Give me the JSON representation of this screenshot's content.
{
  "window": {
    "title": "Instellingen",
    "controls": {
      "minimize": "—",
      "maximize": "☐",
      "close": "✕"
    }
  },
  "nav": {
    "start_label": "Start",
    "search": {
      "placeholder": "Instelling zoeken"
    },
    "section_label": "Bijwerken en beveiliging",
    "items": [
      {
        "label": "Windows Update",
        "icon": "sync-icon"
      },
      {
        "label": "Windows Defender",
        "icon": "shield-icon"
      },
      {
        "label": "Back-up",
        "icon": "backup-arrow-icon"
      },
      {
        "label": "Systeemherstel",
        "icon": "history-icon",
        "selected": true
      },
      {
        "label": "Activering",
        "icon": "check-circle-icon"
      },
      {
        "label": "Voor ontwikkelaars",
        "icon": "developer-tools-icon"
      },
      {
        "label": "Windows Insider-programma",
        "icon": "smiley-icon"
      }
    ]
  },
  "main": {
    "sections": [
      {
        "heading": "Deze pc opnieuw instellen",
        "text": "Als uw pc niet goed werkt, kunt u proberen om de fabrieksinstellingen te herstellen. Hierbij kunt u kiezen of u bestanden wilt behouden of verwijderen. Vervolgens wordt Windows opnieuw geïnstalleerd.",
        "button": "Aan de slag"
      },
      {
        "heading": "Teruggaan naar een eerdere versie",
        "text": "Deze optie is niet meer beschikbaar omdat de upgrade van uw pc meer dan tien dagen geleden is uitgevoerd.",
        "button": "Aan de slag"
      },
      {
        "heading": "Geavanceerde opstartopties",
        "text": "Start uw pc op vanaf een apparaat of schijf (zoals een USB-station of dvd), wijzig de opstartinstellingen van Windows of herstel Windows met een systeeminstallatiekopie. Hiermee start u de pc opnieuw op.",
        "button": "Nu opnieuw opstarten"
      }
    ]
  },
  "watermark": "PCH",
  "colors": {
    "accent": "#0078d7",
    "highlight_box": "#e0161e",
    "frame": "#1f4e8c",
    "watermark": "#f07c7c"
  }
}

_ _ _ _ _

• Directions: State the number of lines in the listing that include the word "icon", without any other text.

• Task answer: 7